London: J. Murray and W. Creech, 1788. First edition. Contemporary sheep with red morocco spine labels, rebacked to style. Measuring 165 x 101mm (pages). Bookseller's ticket of R. D. Steedman and hand-colored owner's bookplate to each front pastedown. Collates [14, 371; xi, , 391; xi, , 503 pages: complete, including thirty four engravings and seventeen folding maps. Mild scattered foxing throughout; 3 inch closed tear to map of Turkey and small hole to map of North America. Overall, a neat and pleasing copy of this rare educational text designed to serve as a reference for women learning about the arts and sciences. Scarce in trade and at institutions, this is the only copy of The Lady's Encyclopedia on the market; it has never before sold at auction, and ESTC reports only 6 copies at U.S. universities.
The Reverend John Seally was educated at Oxford before taking orders and beginning a writing career focused on education. In addition to penning book-keeping and arithmetic guides for young men, Seally also produced works designed for the improvement of women's education (ODNB). "In this enlightened age, there is scarce a being so wretchedly ignorant but knows that a proper education is of the utmost importance to the welfare of society and the happiness of individuals," Seally begins, "Yet in our modern refinements, when both sexes are ambitious...it is really astonishing that the education of Young Ladies in particular should in a manner be almost universally neglected." The present work served as a corrective.
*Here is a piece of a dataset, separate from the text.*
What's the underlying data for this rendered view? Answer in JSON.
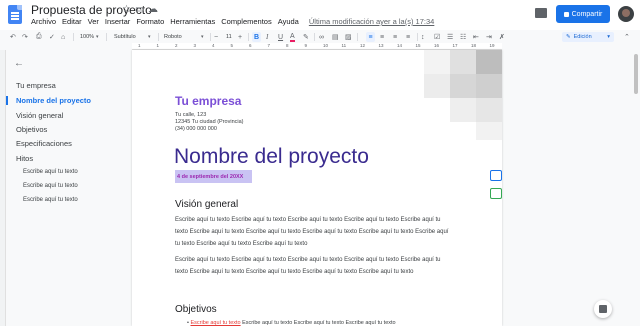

Designed as a compendium of knowledge spanning the arts and sciences, from classical literature through geography and astronomy, Seally's text gave women a useful, accessible reference guide that also encouraging further study. While tables of contents, indexes, and chronologies could assist with the quick location of information, engravings and maps visually illustrated complex ideas. And among the great thinkers such as Cicero and Plato who deserve to be researched, Seally also makes it clear that women like Sappho contributed to human advancement. For his work, Seally was elected to a position with the Royal Society in 1791, three years after the publication of this work. (Item #2569)